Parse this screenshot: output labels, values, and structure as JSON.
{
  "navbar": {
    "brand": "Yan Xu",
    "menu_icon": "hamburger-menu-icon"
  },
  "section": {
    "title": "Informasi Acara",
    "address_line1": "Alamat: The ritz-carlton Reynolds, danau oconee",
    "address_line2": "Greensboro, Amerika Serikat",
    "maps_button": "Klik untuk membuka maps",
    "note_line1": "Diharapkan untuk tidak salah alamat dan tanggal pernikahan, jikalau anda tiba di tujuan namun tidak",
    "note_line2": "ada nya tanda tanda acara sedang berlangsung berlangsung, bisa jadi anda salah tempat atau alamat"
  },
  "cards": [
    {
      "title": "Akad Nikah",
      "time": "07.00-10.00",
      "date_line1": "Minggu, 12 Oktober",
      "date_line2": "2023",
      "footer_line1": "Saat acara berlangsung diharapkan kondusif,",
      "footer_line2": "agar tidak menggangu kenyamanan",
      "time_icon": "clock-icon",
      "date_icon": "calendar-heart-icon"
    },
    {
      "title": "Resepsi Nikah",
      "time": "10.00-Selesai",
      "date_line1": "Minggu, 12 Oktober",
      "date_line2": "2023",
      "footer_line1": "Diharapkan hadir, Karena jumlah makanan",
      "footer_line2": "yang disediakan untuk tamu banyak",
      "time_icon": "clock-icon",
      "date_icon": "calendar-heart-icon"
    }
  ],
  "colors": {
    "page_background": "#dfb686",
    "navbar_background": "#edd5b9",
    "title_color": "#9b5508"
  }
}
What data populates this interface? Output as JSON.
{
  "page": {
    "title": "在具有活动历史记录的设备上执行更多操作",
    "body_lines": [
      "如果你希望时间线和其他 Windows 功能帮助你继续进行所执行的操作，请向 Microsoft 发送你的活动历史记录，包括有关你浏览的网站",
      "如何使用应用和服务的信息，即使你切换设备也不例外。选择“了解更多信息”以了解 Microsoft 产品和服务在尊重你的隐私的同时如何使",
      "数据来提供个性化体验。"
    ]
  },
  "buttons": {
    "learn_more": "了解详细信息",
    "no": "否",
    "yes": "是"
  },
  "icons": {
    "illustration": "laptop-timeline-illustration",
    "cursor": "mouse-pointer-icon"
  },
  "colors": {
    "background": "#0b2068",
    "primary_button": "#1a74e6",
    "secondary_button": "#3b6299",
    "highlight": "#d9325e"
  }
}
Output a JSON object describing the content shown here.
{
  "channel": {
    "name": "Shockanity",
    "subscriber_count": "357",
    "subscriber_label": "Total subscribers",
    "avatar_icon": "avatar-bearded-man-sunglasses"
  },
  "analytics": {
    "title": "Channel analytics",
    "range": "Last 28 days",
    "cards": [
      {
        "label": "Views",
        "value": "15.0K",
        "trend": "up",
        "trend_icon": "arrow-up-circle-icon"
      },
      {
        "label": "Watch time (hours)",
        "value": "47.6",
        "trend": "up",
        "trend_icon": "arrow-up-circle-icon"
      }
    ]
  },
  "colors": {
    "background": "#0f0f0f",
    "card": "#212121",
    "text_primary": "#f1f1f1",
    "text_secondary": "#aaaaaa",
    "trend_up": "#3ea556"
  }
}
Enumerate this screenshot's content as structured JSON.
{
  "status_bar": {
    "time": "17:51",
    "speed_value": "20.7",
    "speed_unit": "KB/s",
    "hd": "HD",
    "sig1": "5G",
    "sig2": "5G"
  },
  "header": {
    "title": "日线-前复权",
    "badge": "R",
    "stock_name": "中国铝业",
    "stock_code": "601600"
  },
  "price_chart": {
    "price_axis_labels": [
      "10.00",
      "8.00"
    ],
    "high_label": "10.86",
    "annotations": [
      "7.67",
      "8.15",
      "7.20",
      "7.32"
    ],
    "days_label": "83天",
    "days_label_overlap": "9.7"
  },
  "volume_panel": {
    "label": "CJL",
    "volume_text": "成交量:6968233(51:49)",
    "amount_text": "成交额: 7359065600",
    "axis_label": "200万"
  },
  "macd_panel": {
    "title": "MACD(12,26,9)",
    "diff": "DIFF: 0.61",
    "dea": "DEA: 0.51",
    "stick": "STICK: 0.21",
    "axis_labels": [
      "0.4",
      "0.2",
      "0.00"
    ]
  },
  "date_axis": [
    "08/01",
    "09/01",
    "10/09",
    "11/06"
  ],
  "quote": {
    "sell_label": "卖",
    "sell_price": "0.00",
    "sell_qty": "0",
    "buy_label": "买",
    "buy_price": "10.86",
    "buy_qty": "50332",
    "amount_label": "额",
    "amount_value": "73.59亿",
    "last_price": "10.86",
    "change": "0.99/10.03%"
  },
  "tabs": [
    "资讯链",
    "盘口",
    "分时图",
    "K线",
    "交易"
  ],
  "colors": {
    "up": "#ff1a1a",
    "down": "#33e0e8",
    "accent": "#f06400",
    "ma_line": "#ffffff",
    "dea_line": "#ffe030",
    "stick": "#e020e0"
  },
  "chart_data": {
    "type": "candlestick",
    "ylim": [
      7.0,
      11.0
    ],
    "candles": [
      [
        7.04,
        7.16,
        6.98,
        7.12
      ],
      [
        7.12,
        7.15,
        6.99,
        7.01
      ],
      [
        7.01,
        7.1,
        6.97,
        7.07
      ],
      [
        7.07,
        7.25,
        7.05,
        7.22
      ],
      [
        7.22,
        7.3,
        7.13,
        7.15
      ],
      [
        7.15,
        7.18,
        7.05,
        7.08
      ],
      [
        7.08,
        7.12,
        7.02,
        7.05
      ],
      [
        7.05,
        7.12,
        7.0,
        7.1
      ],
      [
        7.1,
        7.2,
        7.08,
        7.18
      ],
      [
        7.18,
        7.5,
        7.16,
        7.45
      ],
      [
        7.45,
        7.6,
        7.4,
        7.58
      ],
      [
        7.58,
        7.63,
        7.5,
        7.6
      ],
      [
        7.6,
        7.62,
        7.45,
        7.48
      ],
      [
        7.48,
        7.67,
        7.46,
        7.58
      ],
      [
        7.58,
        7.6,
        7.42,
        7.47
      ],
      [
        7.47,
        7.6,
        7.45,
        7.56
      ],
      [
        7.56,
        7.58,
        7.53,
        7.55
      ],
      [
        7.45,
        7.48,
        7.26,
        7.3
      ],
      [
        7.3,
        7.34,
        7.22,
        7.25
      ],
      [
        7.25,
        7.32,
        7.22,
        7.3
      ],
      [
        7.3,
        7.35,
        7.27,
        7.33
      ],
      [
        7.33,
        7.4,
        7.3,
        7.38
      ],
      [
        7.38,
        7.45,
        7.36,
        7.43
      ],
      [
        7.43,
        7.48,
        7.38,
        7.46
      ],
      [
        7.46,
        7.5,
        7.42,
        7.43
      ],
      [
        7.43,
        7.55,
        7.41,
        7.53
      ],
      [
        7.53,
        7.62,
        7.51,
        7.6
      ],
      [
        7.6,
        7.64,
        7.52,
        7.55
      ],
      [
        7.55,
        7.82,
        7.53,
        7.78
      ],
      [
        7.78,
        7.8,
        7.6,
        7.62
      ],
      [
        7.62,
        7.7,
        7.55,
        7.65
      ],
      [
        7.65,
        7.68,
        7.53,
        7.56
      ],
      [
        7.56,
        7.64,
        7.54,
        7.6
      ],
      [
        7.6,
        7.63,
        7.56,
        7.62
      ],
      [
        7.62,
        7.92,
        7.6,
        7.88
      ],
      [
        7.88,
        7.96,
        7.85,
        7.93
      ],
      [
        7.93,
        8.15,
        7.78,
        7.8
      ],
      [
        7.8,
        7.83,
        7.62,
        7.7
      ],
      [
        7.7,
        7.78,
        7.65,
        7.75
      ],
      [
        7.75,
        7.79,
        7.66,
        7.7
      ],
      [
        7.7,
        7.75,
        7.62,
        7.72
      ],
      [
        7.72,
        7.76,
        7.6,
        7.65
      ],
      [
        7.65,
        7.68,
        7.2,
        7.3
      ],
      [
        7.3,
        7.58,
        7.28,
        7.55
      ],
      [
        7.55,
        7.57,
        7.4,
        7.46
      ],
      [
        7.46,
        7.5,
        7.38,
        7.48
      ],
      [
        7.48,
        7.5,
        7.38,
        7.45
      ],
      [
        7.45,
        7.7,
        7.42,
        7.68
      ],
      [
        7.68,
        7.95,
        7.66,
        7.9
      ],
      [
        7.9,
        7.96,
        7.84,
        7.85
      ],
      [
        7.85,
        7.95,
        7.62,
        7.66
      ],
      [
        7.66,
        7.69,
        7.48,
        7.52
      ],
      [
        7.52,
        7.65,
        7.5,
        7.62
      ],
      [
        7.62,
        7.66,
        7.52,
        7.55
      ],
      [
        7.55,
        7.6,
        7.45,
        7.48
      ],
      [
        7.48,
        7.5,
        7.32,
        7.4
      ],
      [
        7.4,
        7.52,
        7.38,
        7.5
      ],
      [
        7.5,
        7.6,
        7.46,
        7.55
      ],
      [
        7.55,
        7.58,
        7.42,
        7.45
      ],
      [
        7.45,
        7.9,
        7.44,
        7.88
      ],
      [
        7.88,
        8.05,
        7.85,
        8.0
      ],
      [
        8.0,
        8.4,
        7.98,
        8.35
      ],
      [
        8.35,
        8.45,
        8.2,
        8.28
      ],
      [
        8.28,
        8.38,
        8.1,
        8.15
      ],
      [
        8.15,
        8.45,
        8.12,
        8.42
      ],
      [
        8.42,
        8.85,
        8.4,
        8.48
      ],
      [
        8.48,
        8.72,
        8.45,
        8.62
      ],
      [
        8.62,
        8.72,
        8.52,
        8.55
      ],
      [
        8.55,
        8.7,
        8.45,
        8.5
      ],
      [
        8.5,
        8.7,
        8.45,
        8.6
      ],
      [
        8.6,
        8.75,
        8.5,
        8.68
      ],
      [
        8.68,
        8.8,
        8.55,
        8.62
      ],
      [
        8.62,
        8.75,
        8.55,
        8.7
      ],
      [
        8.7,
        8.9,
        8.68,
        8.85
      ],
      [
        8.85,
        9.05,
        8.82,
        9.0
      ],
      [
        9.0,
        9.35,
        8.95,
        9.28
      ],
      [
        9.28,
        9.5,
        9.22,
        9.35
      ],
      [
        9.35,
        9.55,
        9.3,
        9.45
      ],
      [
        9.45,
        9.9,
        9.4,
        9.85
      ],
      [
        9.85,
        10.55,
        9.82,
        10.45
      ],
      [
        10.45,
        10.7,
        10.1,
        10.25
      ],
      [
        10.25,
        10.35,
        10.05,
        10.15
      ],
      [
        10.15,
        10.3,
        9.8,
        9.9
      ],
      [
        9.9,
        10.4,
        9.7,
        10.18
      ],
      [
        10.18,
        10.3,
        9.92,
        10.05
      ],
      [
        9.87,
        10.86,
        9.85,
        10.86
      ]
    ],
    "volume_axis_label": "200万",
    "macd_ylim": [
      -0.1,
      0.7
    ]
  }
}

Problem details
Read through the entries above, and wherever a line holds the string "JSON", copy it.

Task response
Parse this screenshot: output labels, values, and structure as JSON.
What data populates this interface? Output as JSON.
Output a JSON object describing the content shown here.
Enumerate this screenshot's content as structured JSON.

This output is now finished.